The son and I have packed his suitcase; tomorrow, he leaves for New Orleans to spend a week helping to build houses. I am a veteran when it comes to packing, even for these school trips.
But how I dislike sending them off.
The last time I was in New Orleans, I was pregnant with the boy. It was deep summer, and morning sickness hit me there for the first time. All I really remember of that trip--besides trying to ask coherent questions of a database vendor--was the stifling heat and humidity, and the smell--of horse, of highly-spiced food, of car exhaust, of river water. Everything made me sick. Including talking to the database vendors. Richard Simmons, bouncy in his tiny shorts and tank top, was on my early morning flight back to Los Angeles, and I remember sitting there in the near empty waiting area, blearily staring at him speaking angrily to the person who was with him. The whole week was a nauseous nightmare, and I've never been able to convince myself to return, though earlier visits were lovely, and I have pleasant memories of sitting in Cafe du Monde with beignets and coffee.
And though I dread spending the week worrying about him, which I will, which I always do, I am glad, at least, that he will be doing something useful. His school's version of community service is often along the lines of "donate $5 to send a soccer ball to a child in the Middle East." While I've no doubt there are children in the Middle East who might benefit from a soccer ball, I'd rather his service be somewhat more hands on, somewhat more tangible, and I'd rather that he help the disadvantaged in his own country, who it seems we are so willing to forget exist. The spouse and I both had work related to the disaster that was Katrina, and so much of the devastation was unimaginable, unmeasurable. None of us can fix that mess alone, but we've all put our back up against it in different ways.
But I worry about him going. I worry so much about him going.
And while he is gone, I will have a challenging week of my own. Decisions. Finding the right man with a sledgehammer to remove that bathroom. Helping the daughter finalize her high school application, even while she has to start the final run at the science fair.
And me. The reassuring noises about rest and healing. But I walked two miles today, and could barely manage that. Exercise, I am told, is a great healer of this problem. What is not reassuring is that I already exercise 6 days a week. I'm fretful with pain, fussed over numbness and muscle weakness, furious over what I can't accomplish on my own. I am told that 90% of all cases resolve without surgery, but I'm always in the 10% that lands on the operating table.
(This is a ploy. If I make enough noise about it, it's going to heal without surgery, right? To make me look like a silly hypchondriac. Trust me, I'll take it on the chin as a silly hypochondriac if it keeps me off the table.)
I have too much happening this year to be sidelined by another injury. Not that in the end I let much stop me.

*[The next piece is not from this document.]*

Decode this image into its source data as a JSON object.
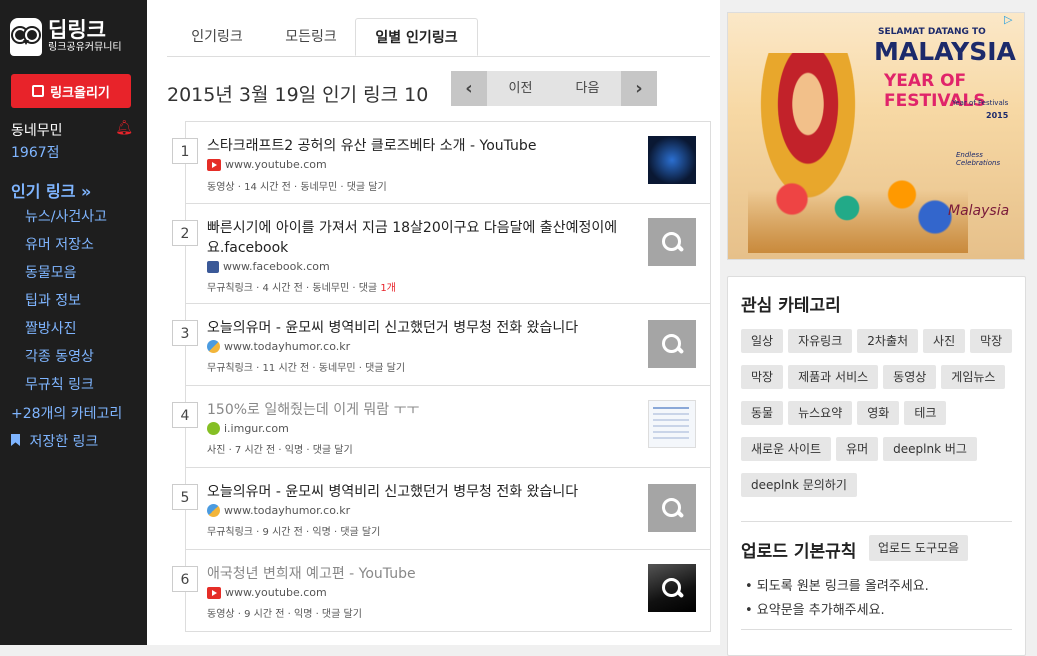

Go listen to some good music: "X&Y" from the album X&Y by Coldplay. As I finished writing, I thought about what LS said last week...about how I would stop at nothing to do what I wanted and needed to do, whatever the cost. And I felt it was a little meanspirited, but she is right. And today, when I came back from walking, the spouse was relieved, pointedly noting that there is, of course, no way to stop me. "Yeah," I sighed, "I know. I'm stupid." "Not stupid," he replied, "just very stubborn." But without that determination, where would I be?